He added that he doesn’t believe passing the economic bill by the September 27 deadline laid out by House Speaker Nancy Pelosi can be done.

“There’s no way we can get this done by the 27th if we do our job,” he said. “There’s so much differences that we have here and so much, there’s so much apart from us to where we are as far as our I’m giving you different things, I’ve been talking, I’ve been working with people, I’m going to talk to people, that makes no sense at all,” he said.

Vermont Sen. Bernie Sanders, who is writing the bill, said Sunday it is “not acceptable” that Manchin won’t support the bill.

“I don’t think it’s acceptable for the President, to the American people or to the overwhelming majority of the people in the Democratic caucus,” Sanders told Bash in a separate interview. “Look, we worked with Sen. Manchin to pass the $1.9 trillion American Rescue Plan, which was enormously consequential and helpful to working class families in getting us out of the economic disaster that befell us as a result of Covid. I believe we’re going to all sit down and work together and come up with a $3.5 trillion reconciliation bill, which deals with the enormously unmet needs of working families.”

Asked if he was willing to give the bill more time for consideration, the Budget chairman said a “few days here and there doesn’t matter,” adding there is a “sense of urgency.”

Pelosi last month acquiesced to moderate Democrats and agreed to hold a vote by September 27 on the infrastructure bill. But if the reconciliation proposal hasn’t passed the Senate by then, it’s unclear whether they would have the votes to push through the infrastructure bill and send it to Biden’s desk.

How to pay for the bill

Asked by Bash how he would pay for the economic bill, Manchin replied that he was in favor of raising taxes on corporations, saying: “I want to increase taxes on corporations, I’ve spoken to corporations, I want the wealthy to pay their fair share.”

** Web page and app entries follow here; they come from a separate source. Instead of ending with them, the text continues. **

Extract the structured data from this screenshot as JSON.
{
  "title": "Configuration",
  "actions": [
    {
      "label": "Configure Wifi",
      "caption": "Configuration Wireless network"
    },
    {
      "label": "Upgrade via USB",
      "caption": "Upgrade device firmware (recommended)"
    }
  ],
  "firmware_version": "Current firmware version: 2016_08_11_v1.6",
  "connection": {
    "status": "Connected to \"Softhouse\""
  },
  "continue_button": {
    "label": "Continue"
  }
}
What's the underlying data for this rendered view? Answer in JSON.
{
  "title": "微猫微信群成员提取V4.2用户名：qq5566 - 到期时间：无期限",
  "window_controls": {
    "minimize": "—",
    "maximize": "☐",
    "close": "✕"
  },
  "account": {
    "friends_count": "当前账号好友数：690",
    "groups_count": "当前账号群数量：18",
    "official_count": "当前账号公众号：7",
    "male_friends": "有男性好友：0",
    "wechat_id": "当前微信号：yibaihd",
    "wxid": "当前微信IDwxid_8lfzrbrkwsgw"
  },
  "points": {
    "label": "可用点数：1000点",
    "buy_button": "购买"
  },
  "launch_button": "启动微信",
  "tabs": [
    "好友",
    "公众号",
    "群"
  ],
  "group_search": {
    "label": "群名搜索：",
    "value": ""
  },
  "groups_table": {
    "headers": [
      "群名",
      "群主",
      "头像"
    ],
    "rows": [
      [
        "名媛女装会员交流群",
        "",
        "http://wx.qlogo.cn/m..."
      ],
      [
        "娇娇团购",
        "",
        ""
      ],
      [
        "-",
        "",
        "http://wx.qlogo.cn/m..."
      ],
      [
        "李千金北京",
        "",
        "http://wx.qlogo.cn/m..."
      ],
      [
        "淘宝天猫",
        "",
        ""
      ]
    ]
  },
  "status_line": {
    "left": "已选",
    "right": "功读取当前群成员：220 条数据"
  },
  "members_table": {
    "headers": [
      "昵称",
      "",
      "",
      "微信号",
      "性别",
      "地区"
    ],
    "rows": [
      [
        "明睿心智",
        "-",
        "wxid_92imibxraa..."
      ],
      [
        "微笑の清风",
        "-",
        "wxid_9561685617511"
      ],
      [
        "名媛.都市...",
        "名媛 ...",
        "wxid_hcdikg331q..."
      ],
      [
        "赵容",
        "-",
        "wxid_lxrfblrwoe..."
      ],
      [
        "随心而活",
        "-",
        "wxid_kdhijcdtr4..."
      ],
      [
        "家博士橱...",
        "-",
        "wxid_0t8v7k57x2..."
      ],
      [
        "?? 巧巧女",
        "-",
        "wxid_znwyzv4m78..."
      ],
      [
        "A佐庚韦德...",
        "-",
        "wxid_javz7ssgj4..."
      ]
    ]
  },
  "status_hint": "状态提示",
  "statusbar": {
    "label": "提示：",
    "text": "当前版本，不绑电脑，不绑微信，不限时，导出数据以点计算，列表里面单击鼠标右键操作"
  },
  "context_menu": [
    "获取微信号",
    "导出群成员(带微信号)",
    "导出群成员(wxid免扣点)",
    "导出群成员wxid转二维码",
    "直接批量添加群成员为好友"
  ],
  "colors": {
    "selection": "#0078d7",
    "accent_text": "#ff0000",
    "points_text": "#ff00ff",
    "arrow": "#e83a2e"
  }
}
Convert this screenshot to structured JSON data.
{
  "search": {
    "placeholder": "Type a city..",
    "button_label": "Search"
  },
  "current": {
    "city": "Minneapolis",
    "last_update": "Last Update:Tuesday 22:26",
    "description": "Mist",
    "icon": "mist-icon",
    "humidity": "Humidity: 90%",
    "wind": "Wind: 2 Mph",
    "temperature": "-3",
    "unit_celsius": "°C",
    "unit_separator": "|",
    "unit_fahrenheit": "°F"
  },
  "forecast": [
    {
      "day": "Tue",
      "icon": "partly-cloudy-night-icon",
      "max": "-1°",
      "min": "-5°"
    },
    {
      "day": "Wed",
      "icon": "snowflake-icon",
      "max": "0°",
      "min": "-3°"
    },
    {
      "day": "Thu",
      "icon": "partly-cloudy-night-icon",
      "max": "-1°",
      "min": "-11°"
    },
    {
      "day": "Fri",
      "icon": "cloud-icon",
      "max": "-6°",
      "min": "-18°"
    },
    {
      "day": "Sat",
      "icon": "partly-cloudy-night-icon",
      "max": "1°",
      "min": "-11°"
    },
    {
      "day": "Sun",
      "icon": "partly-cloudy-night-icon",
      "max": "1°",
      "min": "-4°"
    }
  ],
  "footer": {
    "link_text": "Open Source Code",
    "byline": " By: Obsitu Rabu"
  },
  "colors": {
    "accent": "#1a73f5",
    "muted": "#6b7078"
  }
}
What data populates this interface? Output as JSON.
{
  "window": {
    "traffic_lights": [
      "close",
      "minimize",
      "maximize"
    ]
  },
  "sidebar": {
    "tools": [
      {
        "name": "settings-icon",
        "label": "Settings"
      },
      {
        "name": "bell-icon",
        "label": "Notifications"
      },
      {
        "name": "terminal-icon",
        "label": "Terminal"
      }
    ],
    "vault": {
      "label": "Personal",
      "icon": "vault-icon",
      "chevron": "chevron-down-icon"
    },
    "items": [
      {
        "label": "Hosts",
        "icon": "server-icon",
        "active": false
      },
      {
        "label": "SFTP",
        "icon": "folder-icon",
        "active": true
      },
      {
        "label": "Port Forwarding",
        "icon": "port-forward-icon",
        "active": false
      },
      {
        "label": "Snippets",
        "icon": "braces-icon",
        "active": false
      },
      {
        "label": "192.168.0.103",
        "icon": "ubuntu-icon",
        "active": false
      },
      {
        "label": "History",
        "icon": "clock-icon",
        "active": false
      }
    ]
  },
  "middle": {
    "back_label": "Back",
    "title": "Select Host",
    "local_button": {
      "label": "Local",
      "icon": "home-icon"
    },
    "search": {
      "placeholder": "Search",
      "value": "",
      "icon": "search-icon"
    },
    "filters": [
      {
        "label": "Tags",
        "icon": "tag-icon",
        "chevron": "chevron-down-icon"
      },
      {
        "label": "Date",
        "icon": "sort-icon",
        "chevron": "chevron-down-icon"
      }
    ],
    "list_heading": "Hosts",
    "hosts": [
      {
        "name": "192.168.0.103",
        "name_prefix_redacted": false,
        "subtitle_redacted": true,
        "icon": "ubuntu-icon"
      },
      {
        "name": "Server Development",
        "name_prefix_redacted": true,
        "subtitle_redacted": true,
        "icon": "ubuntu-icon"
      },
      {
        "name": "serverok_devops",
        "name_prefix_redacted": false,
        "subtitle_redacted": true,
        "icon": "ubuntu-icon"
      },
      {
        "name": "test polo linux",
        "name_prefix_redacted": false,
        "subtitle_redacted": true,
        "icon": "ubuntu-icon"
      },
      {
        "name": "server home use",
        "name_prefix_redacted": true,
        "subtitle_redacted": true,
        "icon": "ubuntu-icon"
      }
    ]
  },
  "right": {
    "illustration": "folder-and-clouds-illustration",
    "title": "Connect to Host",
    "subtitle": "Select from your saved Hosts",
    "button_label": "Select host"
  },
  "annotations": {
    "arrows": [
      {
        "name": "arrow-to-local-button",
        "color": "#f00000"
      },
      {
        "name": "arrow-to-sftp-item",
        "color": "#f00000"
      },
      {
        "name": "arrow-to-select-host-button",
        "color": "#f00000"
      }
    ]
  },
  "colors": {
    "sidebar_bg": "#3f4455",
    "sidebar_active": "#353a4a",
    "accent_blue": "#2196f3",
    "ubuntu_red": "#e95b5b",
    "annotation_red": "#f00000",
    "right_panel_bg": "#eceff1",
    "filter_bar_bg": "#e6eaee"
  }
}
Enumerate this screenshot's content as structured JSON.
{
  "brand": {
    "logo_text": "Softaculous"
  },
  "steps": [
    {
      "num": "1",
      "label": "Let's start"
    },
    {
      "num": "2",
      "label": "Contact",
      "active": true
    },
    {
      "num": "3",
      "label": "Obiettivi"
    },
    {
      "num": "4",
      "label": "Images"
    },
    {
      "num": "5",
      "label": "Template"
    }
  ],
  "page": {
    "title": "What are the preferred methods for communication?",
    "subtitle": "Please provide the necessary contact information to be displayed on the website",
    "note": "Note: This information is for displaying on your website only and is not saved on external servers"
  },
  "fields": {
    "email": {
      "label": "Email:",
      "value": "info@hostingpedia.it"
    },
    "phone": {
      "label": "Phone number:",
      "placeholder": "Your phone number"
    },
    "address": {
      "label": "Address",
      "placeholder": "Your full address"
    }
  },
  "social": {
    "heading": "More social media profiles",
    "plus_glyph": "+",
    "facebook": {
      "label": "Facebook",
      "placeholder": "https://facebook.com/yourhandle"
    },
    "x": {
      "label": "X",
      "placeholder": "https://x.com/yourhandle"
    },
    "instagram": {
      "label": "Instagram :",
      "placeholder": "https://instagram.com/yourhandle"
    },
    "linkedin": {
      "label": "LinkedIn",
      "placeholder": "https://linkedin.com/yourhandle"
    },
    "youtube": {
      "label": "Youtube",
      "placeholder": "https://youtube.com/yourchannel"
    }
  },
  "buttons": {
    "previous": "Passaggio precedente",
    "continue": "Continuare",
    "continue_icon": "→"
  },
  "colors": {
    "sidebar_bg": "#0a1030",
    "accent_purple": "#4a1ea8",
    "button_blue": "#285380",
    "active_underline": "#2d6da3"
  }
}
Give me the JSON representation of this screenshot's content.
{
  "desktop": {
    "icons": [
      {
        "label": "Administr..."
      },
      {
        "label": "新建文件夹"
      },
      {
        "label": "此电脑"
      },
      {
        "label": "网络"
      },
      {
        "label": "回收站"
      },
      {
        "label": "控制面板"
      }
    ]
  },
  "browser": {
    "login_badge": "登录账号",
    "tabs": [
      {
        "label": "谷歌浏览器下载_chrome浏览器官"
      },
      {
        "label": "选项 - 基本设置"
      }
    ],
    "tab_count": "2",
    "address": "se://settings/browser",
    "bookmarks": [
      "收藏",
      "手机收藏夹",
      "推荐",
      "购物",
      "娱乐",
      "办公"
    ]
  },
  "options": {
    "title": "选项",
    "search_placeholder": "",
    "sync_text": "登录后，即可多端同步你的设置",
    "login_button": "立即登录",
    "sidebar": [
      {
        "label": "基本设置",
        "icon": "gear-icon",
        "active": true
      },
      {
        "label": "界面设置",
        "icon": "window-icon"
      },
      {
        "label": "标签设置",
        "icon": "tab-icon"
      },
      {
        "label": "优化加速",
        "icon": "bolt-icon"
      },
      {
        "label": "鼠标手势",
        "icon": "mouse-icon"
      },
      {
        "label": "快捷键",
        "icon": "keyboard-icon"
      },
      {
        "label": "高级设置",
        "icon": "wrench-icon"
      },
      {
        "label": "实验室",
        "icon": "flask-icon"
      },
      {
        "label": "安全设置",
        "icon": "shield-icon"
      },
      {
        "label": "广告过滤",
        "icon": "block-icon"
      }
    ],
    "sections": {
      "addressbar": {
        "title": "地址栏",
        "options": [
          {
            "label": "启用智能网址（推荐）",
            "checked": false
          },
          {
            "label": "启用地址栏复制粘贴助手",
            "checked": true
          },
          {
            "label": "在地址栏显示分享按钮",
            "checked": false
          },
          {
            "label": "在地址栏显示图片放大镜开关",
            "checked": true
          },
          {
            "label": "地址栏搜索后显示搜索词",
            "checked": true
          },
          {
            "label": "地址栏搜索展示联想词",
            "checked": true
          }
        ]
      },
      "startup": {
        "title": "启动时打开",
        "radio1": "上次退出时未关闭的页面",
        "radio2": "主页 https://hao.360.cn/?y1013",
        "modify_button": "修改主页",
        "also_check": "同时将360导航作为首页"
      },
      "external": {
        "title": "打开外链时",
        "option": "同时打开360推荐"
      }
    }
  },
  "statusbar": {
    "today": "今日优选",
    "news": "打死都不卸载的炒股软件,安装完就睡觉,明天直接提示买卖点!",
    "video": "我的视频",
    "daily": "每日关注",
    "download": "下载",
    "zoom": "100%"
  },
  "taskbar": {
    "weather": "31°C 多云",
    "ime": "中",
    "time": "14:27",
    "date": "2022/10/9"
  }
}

The senator also suggested he wants to see the bipartisan infrastructure bill passed as soon as possible, saying it’s urgent that lawmakers address the issue, which has been “left unattended for over 30 years.”

“That’s the one the President went out and campaigned on that, that’s his bill – we worked it in a bipartisan way, got 19 Republicans to vote for it, that’s the bill that should go out immediately,” he said.

Sanders, an Independent who caucuses with Democrats, also told Bash it would be a “really sad state of affairs” if both the reconciliation bill and the infrastructure bill failed but said he doesn’t believe that will happen.

This story has been updated with additional details Sunday.